Ann & Robert H. Lurie Children’s Hospital of Chicago received a $12 million gift from an anonymous donor to support the hospital’s Healthy Communities
program in its efforts to address child abuse, unmet mental health needs, and violence and its effects on youth. These are three of the eight priority areas identified in Lurie Children’s latest Community Health Needs Assessment
Breanna Hollie, LCSW, a care coordinator for TASC (Treatment Alternatives for Safe Communities, Inc.), closely follows the young people she refers for services through the Juvenile Justice Collaborative.
When her best friend was killed last year, Victoria began a downward spiral. Her childhood had already been marked by her family’s financial instability, frequent relocations and violence at home.

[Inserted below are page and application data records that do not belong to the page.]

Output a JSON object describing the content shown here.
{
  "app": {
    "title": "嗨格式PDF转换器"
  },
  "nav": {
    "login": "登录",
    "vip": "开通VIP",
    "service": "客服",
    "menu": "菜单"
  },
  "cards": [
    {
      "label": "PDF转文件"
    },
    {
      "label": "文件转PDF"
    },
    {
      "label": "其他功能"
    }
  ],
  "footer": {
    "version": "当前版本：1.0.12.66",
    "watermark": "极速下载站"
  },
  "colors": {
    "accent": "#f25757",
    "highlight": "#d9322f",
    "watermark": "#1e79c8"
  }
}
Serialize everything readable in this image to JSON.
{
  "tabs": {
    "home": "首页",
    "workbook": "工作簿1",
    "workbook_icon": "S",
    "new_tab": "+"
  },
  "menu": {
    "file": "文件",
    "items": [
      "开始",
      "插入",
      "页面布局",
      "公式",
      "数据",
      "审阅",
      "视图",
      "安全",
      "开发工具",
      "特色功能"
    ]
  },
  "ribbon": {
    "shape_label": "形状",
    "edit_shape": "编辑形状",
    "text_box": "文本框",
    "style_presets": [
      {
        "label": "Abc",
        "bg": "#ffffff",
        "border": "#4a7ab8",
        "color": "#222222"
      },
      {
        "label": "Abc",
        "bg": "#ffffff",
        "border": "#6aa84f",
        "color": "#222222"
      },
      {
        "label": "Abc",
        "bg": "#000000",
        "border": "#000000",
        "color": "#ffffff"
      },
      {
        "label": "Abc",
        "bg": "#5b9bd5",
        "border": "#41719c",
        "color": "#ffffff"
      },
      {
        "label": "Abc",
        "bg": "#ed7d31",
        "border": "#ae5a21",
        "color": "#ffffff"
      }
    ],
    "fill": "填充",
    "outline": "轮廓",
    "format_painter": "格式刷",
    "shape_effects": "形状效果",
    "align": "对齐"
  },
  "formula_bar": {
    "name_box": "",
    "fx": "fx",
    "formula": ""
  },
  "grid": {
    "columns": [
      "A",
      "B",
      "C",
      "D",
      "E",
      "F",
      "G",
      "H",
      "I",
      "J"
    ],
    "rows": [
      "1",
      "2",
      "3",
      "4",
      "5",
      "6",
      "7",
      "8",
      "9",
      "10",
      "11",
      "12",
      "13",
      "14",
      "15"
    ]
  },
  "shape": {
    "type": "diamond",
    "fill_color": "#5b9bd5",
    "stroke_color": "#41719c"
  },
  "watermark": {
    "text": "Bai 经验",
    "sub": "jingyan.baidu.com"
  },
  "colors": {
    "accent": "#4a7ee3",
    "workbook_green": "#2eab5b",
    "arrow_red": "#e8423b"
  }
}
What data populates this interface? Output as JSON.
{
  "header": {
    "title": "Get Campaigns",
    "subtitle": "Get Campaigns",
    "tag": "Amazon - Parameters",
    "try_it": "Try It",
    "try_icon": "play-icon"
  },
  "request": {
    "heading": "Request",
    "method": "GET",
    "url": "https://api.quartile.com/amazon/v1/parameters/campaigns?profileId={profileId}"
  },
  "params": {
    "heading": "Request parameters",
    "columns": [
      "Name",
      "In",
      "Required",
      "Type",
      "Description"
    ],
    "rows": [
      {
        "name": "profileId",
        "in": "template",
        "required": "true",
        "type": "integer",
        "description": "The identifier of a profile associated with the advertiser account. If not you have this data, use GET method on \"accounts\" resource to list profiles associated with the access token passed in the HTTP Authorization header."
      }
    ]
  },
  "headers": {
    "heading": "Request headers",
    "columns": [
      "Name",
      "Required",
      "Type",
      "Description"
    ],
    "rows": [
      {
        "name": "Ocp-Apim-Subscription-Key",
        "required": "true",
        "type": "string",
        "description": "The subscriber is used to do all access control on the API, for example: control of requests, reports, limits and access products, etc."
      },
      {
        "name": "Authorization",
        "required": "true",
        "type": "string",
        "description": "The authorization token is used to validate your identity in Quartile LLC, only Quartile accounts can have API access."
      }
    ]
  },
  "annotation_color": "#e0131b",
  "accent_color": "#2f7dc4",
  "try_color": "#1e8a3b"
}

After she got into a fight with another teen, Victoria was arrested, and faced the possibility of incarceration in the Cook County Juvenile Temporary Detention Center. Research has shown that youth who spend time in juvenile detention centers are more likely to engage in future criminal activity, do poorly in school and have substance abuse and mental health issues. Research has also shown that teenagers’ brains are still developing. They often cannot gauge the consequences of their actions and are vulnerable to peer pressure.
Instead of being placed in detention, Victoria’s probation officer referred her to Lurie Children’s Juvenile Justice Collaborative, an innovative new model aimed at giving juvenile offenders a second chance. After a comprehensive assessment, Victoria was referred to services at one of the 10 community-based agencies participating in the collaborative.
Read more: Helping Juvenile Offenders Find a Path to Success